- A goal is a decision to act. Contrast a goal with something the character is interested in. There’s an old business fable about a chicken and pig who discuss opening a restaurant called Ham-n-Eggs. The pig declines the opportunity on the basis that, while the chicken is merely interested, the pig would be committed.
- The decision to act should be clear enough that you can imagine the character performing an act that would bring it about.
- Next, add the opposing force. Someone or something has a goal that is mutually exclusive. Think irresistible force meets immovable object. Conflict can come in different forms fighting, disagreements, bickering, obstruction, personality clash, power differential, environment.
- Conflict can (1) be contrary to the goal, (2) contradict the goal, or (3) go to the end of the line, what we call the negation of the negation. If the goal is for the character to find food right away, the contrary would be that she has to wait for a couple of hours, the contradiction could be that there is no food on the premises, the negation of the negation could be something like being offered food that robs her body of nutrients (in other words, something like poison disguised as healthy food).
- You want the level and type of conflict to be appropriate for the scene. Intensity increases as you move toward the climax, for example. The opening scene doesn't need to have a lot of intensity (you wouldn’t start with the negation of the negation), but it’s useful if you can find a way for the conflict in the scene to mirror or be a milder version of a bigger conflict that comes later.
Although this is a long discussion, please understand that this is a minor problem that would warrant only a minor adjustment in a story that, based on the synopsis, is working quite well.
Thanks again for your submission and for trusting us with your words.

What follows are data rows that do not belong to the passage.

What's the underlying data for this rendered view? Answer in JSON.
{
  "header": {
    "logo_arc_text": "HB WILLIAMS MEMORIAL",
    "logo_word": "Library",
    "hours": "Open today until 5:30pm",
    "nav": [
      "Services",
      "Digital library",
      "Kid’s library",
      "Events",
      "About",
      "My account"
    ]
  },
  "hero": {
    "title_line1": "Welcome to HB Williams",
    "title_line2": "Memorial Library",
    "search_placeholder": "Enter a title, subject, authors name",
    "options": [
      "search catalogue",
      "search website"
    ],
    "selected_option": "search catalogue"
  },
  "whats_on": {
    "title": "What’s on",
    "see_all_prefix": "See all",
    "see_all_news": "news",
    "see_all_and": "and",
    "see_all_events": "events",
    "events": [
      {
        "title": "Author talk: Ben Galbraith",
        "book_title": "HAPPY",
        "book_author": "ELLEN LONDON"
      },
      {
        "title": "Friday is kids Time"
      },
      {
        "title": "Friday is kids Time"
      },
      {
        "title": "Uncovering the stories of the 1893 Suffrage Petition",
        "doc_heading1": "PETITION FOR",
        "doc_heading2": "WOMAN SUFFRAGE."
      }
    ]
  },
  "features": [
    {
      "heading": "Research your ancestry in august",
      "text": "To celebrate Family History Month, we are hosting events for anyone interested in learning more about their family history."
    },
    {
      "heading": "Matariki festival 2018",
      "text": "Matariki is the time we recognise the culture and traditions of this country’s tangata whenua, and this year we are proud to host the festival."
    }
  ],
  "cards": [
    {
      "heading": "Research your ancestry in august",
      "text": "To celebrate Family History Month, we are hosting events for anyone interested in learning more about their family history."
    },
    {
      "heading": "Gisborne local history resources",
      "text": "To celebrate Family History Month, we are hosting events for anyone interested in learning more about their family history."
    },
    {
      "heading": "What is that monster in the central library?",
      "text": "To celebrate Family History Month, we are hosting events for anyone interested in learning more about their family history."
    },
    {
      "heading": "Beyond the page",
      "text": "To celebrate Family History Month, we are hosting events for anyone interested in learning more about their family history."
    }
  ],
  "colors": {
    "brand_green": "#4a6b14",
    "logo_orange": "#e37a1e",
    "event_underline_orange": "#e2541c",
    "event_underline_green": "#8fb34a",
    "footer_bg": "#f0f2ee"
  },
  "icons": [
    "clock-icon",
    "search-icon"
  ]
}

All the best,
Our Sci-Fi Story
(There are no line edits this week as we focused on conflict instead.)
Image courtesy of getstencil.com.